- Allow the device to boot up (the first boot may take a little while as it may need to perform some initial storage fiddling)
- Open http://raspipass/ to access the Web GUI and adjust settings as desired
- From here the device should run automatically. You can force the script to start, or shut down the device by using the buttons under the "Admin Tasks" tab in the Web GUI.
From here the device should run automatically. You can force the script to start, or shut down the device by using the buttons under the "Admin Tasks" tab in the Web GUI.
What are the login details?
User: raspi Password: pinchie
Does this work on a Raspberry Pi 2?
Not out-of-the-box. The software is set up to use the Raspberry Pi 3's on-board wireless chip, while the Pi 2 has no on-board wifi. If you can find a USB wifi adapter that will let you create an AP and change the MAC address, you may be able to use the image to get you most of the way, and you'll just have to set up your wifi adapter to work on wlan0. Results will vary from adapter to adapter, but others have succeeded using this software, a Pi2, and the right wireless adapter.

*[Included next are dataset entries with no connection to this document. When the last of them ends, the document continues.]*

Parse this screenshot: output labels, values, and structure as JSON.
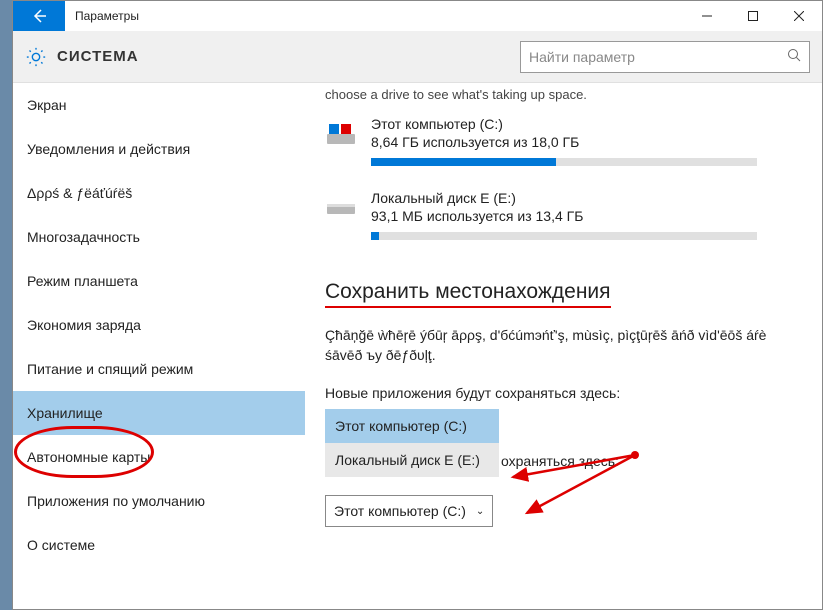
{
  "titlebar": {
    "title": "Параметры"
  },
  "header": {
    "title": "СИСТЕМА",
    "search_placeholder": "Найти параметр"
  },
  "sidebar": {
    "items": [
      {
        "label": "Экран"
      },
      {
        "label": "Уведомления и действия"
      },
      {
        "label": "Δρρś & ƒëáťúŕëš"
      },
      {
        "label": "Многозадачность"
      },
      {
        "label": "Режим планшета"
      },
      {
        "label": "Экономия заряда"
      },
      {
        "label": "Питание и спящий режим"
      },
      {
        "label": "Хранилище",
        "selected": true
      },
      {
        "label": "Автономные карты"
      },
      {
        "label": "Приложения по умолчанию"
      },
      {
        "label": "О системе"
      }
    ]
  },
  "content": {
    "clipped_hint": "choose a drive to see what's taking up space.",
    "drives": [
      {
        "name": "Этот компьютер (C:)",
        "stats": "8,64 ГБ используется из 18,0 ГБ",
        "fill_pct": 48
      },
      {
        "name": "Локальный диск E (E:)",
        "stats": "93,1 МБ используется из 13,4 ГБ",
        "fill_pct": 2
      }
    ],
    "section_title": "Сохранить местонахождения",
    "section_desc": "Çħāņğē ẁħēŗē ýбūŗ āρρş, d'бćúmэńť'ş, mùsìç, pìçţūŗēš āńð vìd'ēōš áŕè śāvēð ъу ðēƒðυļţ.",
    "field1_label": "Новые приложения будут сохраняться здесь:",
    "dropdown": {
      "options": [
        "Этот компьютер (C:)",
        "Локальный диск E (E:)"
      ],
      "selected_index": 0
    },
    "field2_trailing": "охраняться здесь:",
    "combo_value": "Этот компьютер (C:)"
  }
}
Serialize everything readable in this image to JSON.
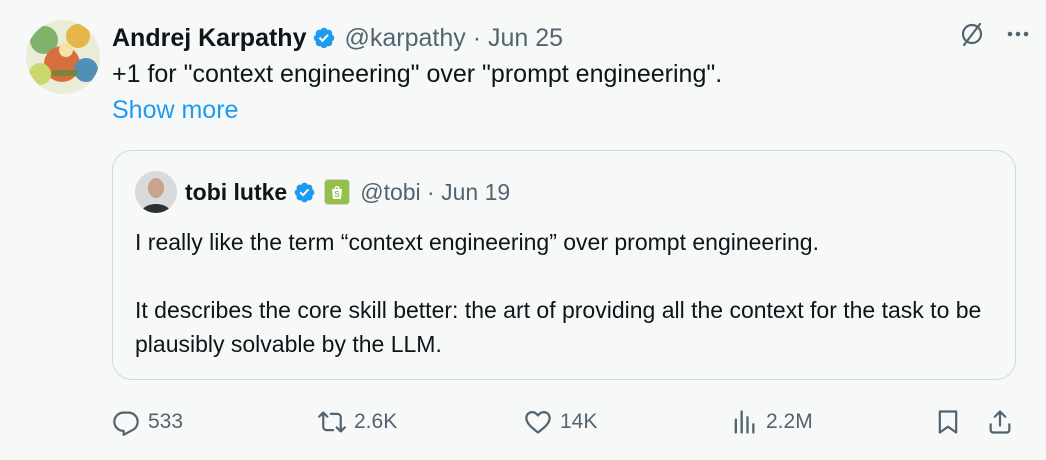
{
  "author": {
    "name": "Andrej Karpathy",
    "handle": "@karpathy",
    "date": "Jun 25",
    "handle_line": "@karpathy · Jun 25",
    "avatar_icon": "colorful-illustration-avatar"
  },
  "tweet": {
    "text": "+1 for \"context engineering\" over \"prompt engineering\".",
    "show_more": "Show more"
  },
  "quote": {
    "name": "tobi lutke",
    "handle_line": "@tobi · Jun 19",
    "avatar_icon": "person-avatar",
    "affiliate_badge_icon": "shopify-bag-icon",
    "paragraphs": [
      "I really like the term “context engineering” over prompt engineering.",
      "It describes the core skill better: the art of providing all the context for the task to be plausibly solvable by the LLM."
    ]
  },
  "actions": {
    "replies": "533",
    "reposts": "2.6K",
    "likes": "14K",
    "views": "2.2M"
  },
  "colors": {
    "background": "#f7f9f9",
    "text": "#0f1419",
    "secondary": "#536471",
    "link": "#1d9bf0",
    "verified": "#1d9bf0",
    "border": "#cfd9de",
    "shopify": "#95bf47"
  }
}
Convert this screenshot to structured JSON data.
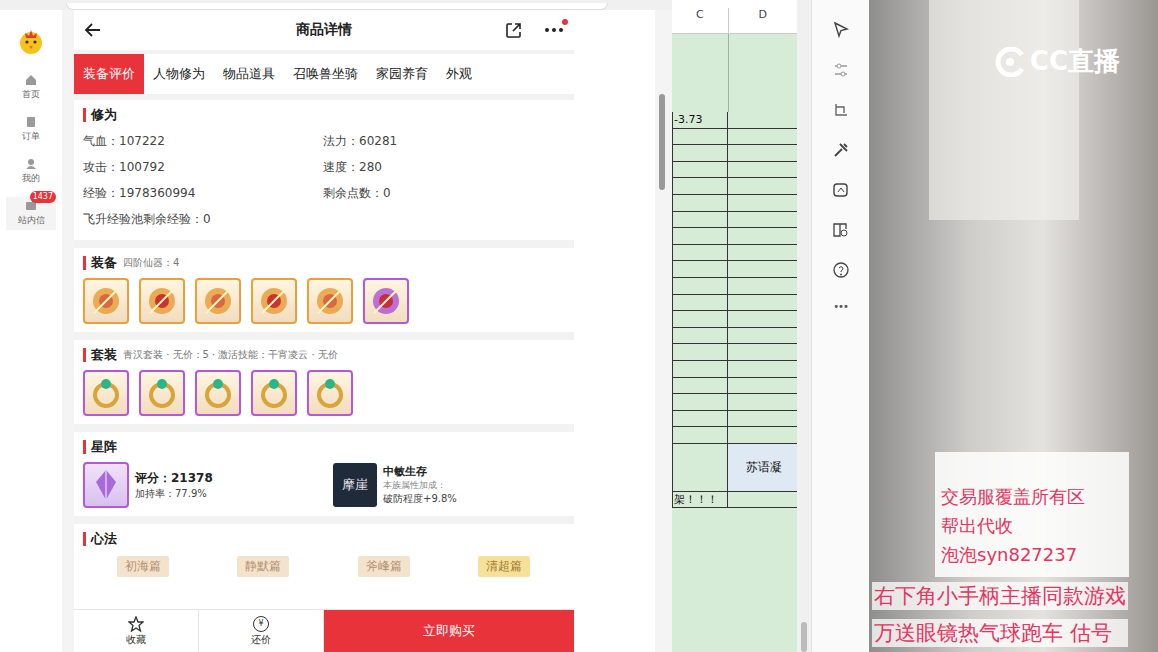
{
  "app_sidebar": {
    "items": [
      {
        "label": "首页",
        "badge": ""
      },
      {
        "label": "订单",
        "badge": ""
      },
      {
        "label": "我的",
        "badge": ""
      },
      {
        "label": "站内信",
        "badge": "1437"
      }
    ]
  },
  "header": {
    "title": "商品详情",
    "has_notification": true
  },
  "tabs": [
    {
      "label": "装备评价",
      "selected": true
    },
    {
      "label": "人物修为",
      "selected": false
    },
    {
      "label": "物品道具",
      "selected": false
    },
    {
      "label": "召唤兽坐骑",
      "selected": false
    },
    {
      "label": "家园养育",
      "selected": false
    },
    {
      "label": "外观",
      "selected": false
    }
  ],
  "cultivation": {
    "title": "修为",
    "stats": [
      "气血：107222",
      "法力：60281",
      "攻击：100792",
      "速度：280",
      "经验：1978360994",
      "剩余点数：0"
    ],
    "footer": "飞升经验池剩余经验：0"
  },
  "equipment": {
    "title": "装备",
    "subtitle": "四阶仙器：4",
    "items": [
      {
        "color": "#e8a040"
      },
      {
        "color": "#e8a040"
      },
      {
        "color": "#e8a040"
      },
      {
        "color": "#e8a040"
      },
      {
        "color": "#e8a040"
      },
      {
        "color": "#b458d8"
      }
    ]
  },
  "suit": {
    "title": "套装",
    "subtitle": "青汉套装 · 无价：5 · 激活技能：干宵凌云 · 无价",
    "items": [
      {
        "color": "#b458d8"
      },
      {
        "color": "#b458d8"
      },
      {
        "color": "#b458d8"
      },
      {
        "color": "#b458d8"
      },
      {
        "color": "#b458d8"
      }
    ]
  },
  "star": {
    "title": "星阵",
    "score": "评分：21378",
    "rate": "加持率：77.9%",
    "badge": "摩崖",
    "name": "中敏生存",
    "desc": "本族属性加成：",
    "bonus": "破防程度+9.8%"
  },
  "mind": {
    "title": "心法",
    "items": [
      "初海篇",
      "静默篇",
      "斧峰篇",
      "清超篇"
    ]
  },
  "bottom_bar": {
    "favorite": "收藏",
    "bargain_icon": "¥",
    "bargain": "还价",
    "buy": "立即购买"
  },
  "sheet": {
    "columns": [
      "C",
      "D"
    ],
    "rows": [
      {
        "c": "-3.73",
        "d": "",
        "kind": "row"
      },
      {
        "c": "",
        "d": "",
        "kind": "row"
      },
      {
        "c": "",
        "d": "",
        "kind": "row"
      },
      {
        "c": "",
        "d": "",
        "kind": "row"
      },
      {
        "c": "",
        "d": "",
        "kind": "row"
      },
      {
        "c": "",
        "d": "",
        "kind": "row"
      },
      {
        "c": "",
        "d": "",
        "kind": "row"
      },
      {
        "c": "",
        "d": "",
        "kind": "row"
      },
      {
        "c": "",
        "d": "",
        "kind": "row"
      },
      {
        "c": "",
        "d": "",
        "kind": "row"
      },
      {
        "c": "",
        "d": "",
        "kind": "row"
      },
      {
        "c": "",
        "d": "",
        "kind": "row"
      },
      {
        "c": "",
        "d": "",
        "kind": "row"
      },
      {
        "c": "",
        "d": "",
        "kind": "row"
      },
      {
        "c": "",
        "d": "",
        "kind": "row"
      },
      {
        "c": "",
        "d": "",
        "kind": "row"
      },
      {
        "c": "",
        "d": "",
        "kind": "row"
      },
      {
        "c": "",
        "d": "",
        "kind": "row"
      },
      {
        "c": "",
        "d": "",
        "kind": "row"
      },
      {
        "c": "",
        "d": "",
        "kind": "row"
      },
      {
        "c": "",
        "d": "苏语凝",
        "kind": "tall"
      },
      {
        "c": "架！！！",
        "d": "",
        "kind": "row"
      }
    ]
  },
  "toolbar": {
    "more": "•••"
  },
  "stream": {
    "logo": "CC直播",
    "overlay_box": [
      "交易服覆盖所有区",
      "帮出代收",
      "泡泡syn827237"
    ],
    "overlay_lines": [
      "右下角小手柄主播同款游戏",
      "万送眼镜热气球跑车  估号"
    ]
  }
}
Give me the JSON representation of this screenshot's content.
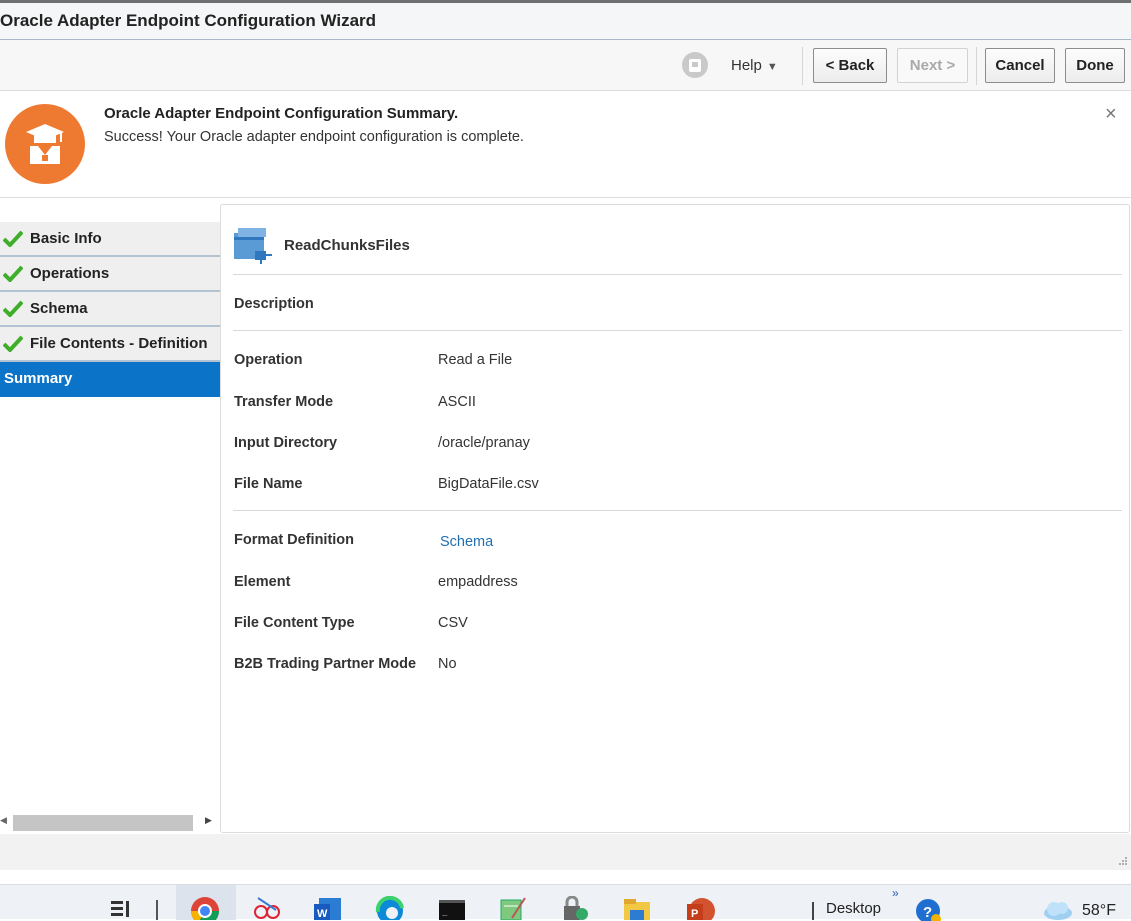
{
  "window": {
    "title": "Oracle Adapter Endpoint Configuration Wizard"
  },
  "toolbar": {
    "help_label": "Help",
    "back_label": "< Back",
    "next_label": "Next >",
    "cancel_label": "Cancel",
    "done_label": "Done",
    "icons": {
      "user": "user-avatar-icon",
      "help_arrow": "caret-down-icon"
    }
  },
  "banner": {
    "title": "Oracle Adapter Endpoint Configuration Summary.",
    "message": "Success! Your Oracle adapter endpoint configuration is complete.",
    "icon": "graduate-icon",
    "close": "×",
    "accent": "#ee7a32"
  },
  "sidebar": {
    "items": [
      {
        "label": "Basic Info",
        "completed": true
      },
      {
        "label": "Operations",
        "completed": true
      },
      {
        "label": "Schema",
        "completed": true
      },
      {
        "label": "File Contents - Definition",
        "completed": true
      },
      {
        "label": "Summary",
        "completed": false,
        "active": true
      }
    ],
    "active_color": "#0b73c8",
    "check_color": "#3fae2a"
  },
  "summary": {
    "endpoint_name": "ReadChunksFiles",
    "description_label": "Description",
    "rows": [
      {
        "label": "Operation",
        "value": "Read a File"
      },
      {
        "label": "Transfer Mode",
        "value": "ASCII"
      },
      {
        "label": "Input Directory",
        "value": "/oracle/pranay"
      },
      {
        "label": "File Name",
        "value": "BigDataFile.csv"
      }
    ],
    "format_label": "Format Definition",
    "format_link": "Schema",
    "rows2": [
      {
        "label": "Element",
        "value": "empaddress"
      },
      {
        "label": "File Content Type",
        "value": "CSV"
      },
      {
        "label": "B2B Trading Partner Mode",
        "value": "No"
      }
    ]
  },
  "taskbar": {
    "desktop_label": "Desktop",
    "temperature": "58°F",
    "icons": [
      "task-view-icon",
      "chrome-icon",
      "snipping-tool-icon",
      "word-icon",
      "edge-icon",
      "terminal-icon",
      "notepad-icon",
      "vpn-lock-icon",
      "file-explorer-icon",
      "powerpoint-icon",
      "help-icon",
      "weather-icon"
    ]
  }
}
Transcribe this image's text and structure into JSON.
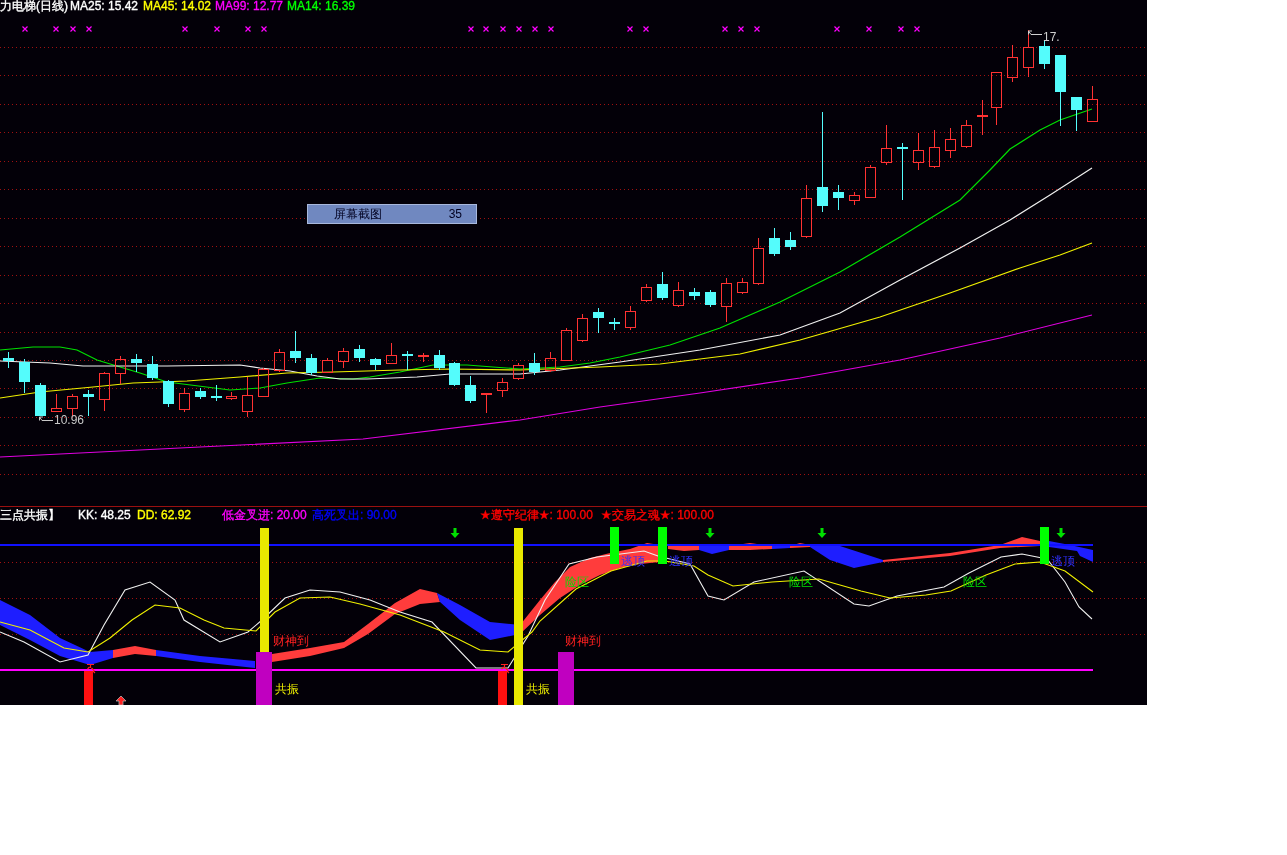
{
  "price_header": {
    "title": "力电梯(日线)",
    "averages": [
      {
        "text": "MA25: 15.42",
        "color": "#ffffff"
      },
      {
        "text": "MA45: 14.02",
        "color": "#ffff00"
      },
      {
        "text": "MA99: 12.77",
        "color": "#ff00ff"
      },
      {
        "text": "MA14: 16.39",
        "color": "#00ff00"
      }
    ]
  },
  "price_chart": {
    "low_label": "10.96",
    "high_label": "17."
  },
  "screenshot_label": {
    "caption": "屏幕截图",
    "count": "35"
  },
  "indicator_header": {
    "title": "三点共振】",
    "values": [
      {
        "text": "KK: 48.25",
        "color": "#ffffff"
      },
      {
        "text": "DD: 62.92",
        "color": "#ffff00"
      },
      {
        "text": "低金叉进: 20.00",
        "color": "#ff00ff"
      },
      {
        "text": "高死叉出: 90.00",
        "color": "#0000ff"
      },
      {
        "text": "★遵守纪律★: 100.00",
        "color": "#ff0000"
      },
      {
        "text": "★交易之魂★: 100.00",
        "color": "#ff0000"
      }
    ]
  },
  "indicator_chart": {
    "top_signals": [
      "逃顶",
      "逃顶",
      "逃顶"
    ],
    "zone_labels": [
      "险区",
      "险区",
      "险区"
    ],
    "wealth_labels": [
      "财神到",
      "财神到"
    ],
    "resonance_labels": [
      "共振",
      "共振"
    ]
  }
}
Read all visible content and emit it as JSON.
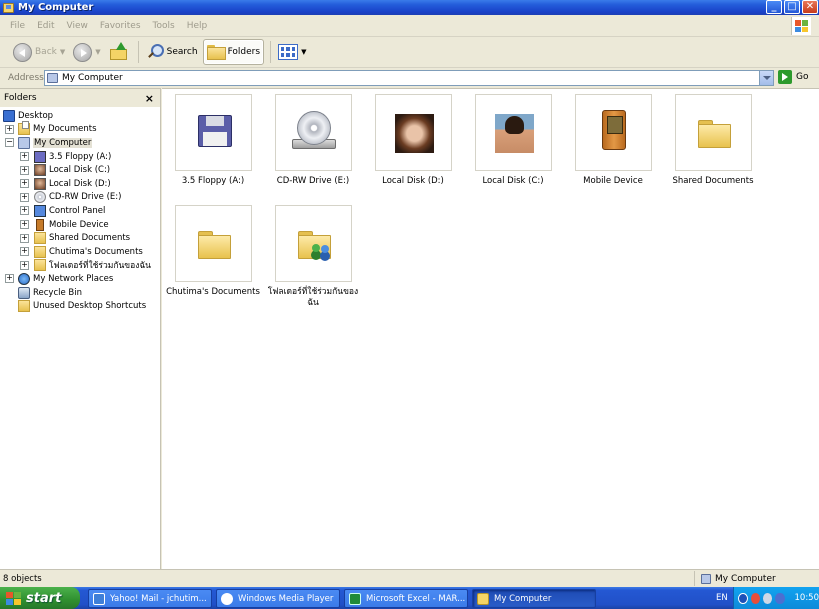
{
  "window": {
    "title": "My Computer",
    "buttons": {
      "minimize": "_",
      "maximize": "□",
      "close": "✕"
    }
  },
  "menu": [
    "File",
    "Edit",
    "View",
    "Favorites",
    "Tools",
    "Help"
  ],
  "toolbar": {
    "back_label": "Back",
    "search_label": "Search",
    "folders_label": "Folders"
  },
  "address": {
    "label": "Address",
    "value": "My Computer",
    "go_label": "Go"
  },
  "folders_pane": {
    "title": "Folders",
    "close": "×",
    "tree": [
      {
        "label": "Desktop",
        "icon": "desktop-icon",
        "expander": ""
      },
      {
        "label": "My Documents",
        "icon": "my-documents-icon",
        "expander": "+"
      },
      {
        "label": "My Computer",
        "icon": "my-computer-icon",
        "expander": "−"
      },
      {
        "label": "3.5 Floppy (A:)",
        "icon": "floppy-icon",
        "expander": "+"
      },
      {
        "label": "Local Disk (C:)",
        "icon": "local-disk-icon",
        "expander": "+"
      },
      {
        "label": "Local Disk (D:)",
        "icon": "local-disk-icon",
        "expander": "+"
      },
      {
        "label": "CD-RW Drive (E:)",
        "icon": "cd-drive-icon",
        "expander": "+"
      },
      {
        "label": "Control Panel",
        "icon": "control-panel-icon",
        "expander": "+"
      },
      {
        "label": "Mobile Device",
        "icon": "mobile-device-icon",
        "expander": "+"
      },
      {
        "label": "Shared Documents",
        "icon": "folder-icon",
        "expander": "+"
      },
      {
        "label": "Chutima's Documents",
        "icon": "folder-icon",
        "expander": "+"
      },
      {
        "label": "โฟลเดอร์ที่ใช้ร่วมกันของฉัน",
        "icon": "shared-folder-icon",
        "expander": "+"
      },
      {
        "label": "My Network Places",
        "icon": "network-icon",
        "expander": "+"
      },
      {
        "label": "Recycle Bin",
        "icon": "recycle-bin-icon",
        "expander": ""
      },
      {
        "label": "Unused Desktop Shortcuts",
        "icon": "folder-icon",
        "expander": ""
      }
    ]
  },
  "items": [
    {
      "label": "3.5 Floppy (A:)",
      "icon": "floppy-drive-icon"
    },
    {
      "label": "CD-RW Drive (E:)",
      "icon": "cd-drive-icon"
    },
    {
      "label": "Local Disk (D:)",
      "icon": "local-disk-photo-icon"
    },
    {
      "label": "Local Disk (C:)",
      "icon": "local-disk-photo-icon"
    },
    {
      "label": "Mobile Device",
      "icon": "mobile-device-icon"
    },
    {
      "label": "Shared Documents",
      "icon": "folder-icon"
    },
    {
      "label": "Chutima's Documents",
      "icon": "folder-icon"
    },
    {
      "label": "โฟลเดอร์ที่ใช้ร่วมกันของ ฉัน",
      "icon": "shared-folder-icon"
    }
  ],
  "status": {
    "objects": "8 objects",
    "location": "My Computer"
  },
  "taskbar": {
    "start_label": "start",
    "tasks": [
      {
        "label": "Yahoo! Mail - jchutim...",
        "icon": "ie-icon"
      },
      {
        "label": "Windows Media Player",
        "icon": "media-player-icon"
      },
      {
        "label": "Microsoft Excel - MAR...",
        "icon": "excel-icon"
      },
      {
        "label": "My Computer",
        "icon": "my-computer-icon"
      }
    ],
    "language": "EN",
    "clock": "10:50"
  }
}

How secure is the wireless network this creates?
Hopefully, bloody secure.
The iptables configuration is set to allow only traffic necessary for your 3DS to jump onto the network, get an address, and talk specifically to the Nintendo StreetPass Relay servers. I do invite you to jump onto the network with another device and do some penetration testing - I'm always anxious to try and close any loopholes I may have left open. So far in my testing I haven't found any major security issues.
Why can't I get your image onto a 2Gb card?
While I've been through a couple of "2Gb" cards trying to find the smallest. After a few attempts and suggestions I'm currently using a Kingston 2Gb with a total size of 1,954,545,664 bytes.
What I've learned is that cards of the same labelled size are not actually the same, and can vary from brand to brand. I aim to keep the image as small as possible, but if you find a "2Gb" card that's smaller than the image requires, you may have to use a 4Gb. Alternatively, I'm very willing to trade our 2Gb cards - my larger one for your smaller one - in order to make a more compatible image.
Can I install manually, or do I have to use the disk image?
Well there's nothing stopping you installing manually. There is a deprecated guide here, but be sure to download the most recent firewall configuration from the GitHub repo, or you won't get any StreetPass hits.
I have a router/laptop/other device I can create an access point with... can't I just use that?
Absolutely. As long as you can change the MAC address and set the SSID to the correct name you can do this yourself. See the Homepass Site for the info you'll need.
Can I use RaspiPass with RetroPie/XBMC/other Raspberry Pi software?
Yes and no.
While RaspiPass is at its heart just a glorified BASH script, the way it uses the network interfaces may cause some issues with other software. It 'bridges' the wired and wireless interfaces into a single interface - br0. When the wireless interface is brought down to turn off a hotspot there can be a few seconds of transmission delay while the OS sorts itself out. By all means try it, but I can't guarantee flawless performance of other software.
The strict firewall setting can also be a hindrance, but if you're willing to sacrifice the security of the open network for co-functionality with other Pi software then that's up to you - I just try to make it as secure as possible at the time of distribution. Any decisions you make from there are up to you. :)
While this is basically a project I tend to set-and-forget (by design), I am very open to any suggestions for improvements, and even moreso if you find any issues I've overlooked. If you have any problems, questions, bugs or suggestions, either post in this topic or hop over to the GitHub page here.
If you're a software or web developer and want to take a look through to see what you can add, please feel free. I apologise in advance for your brain after seeing my code.. I rarely code anything, and my web design skills are basic programming skills with a complete lack of aesthetic knowledge thrown in. Please feel free to play around and make improvements. If you want to collaborate, I'd be delighted.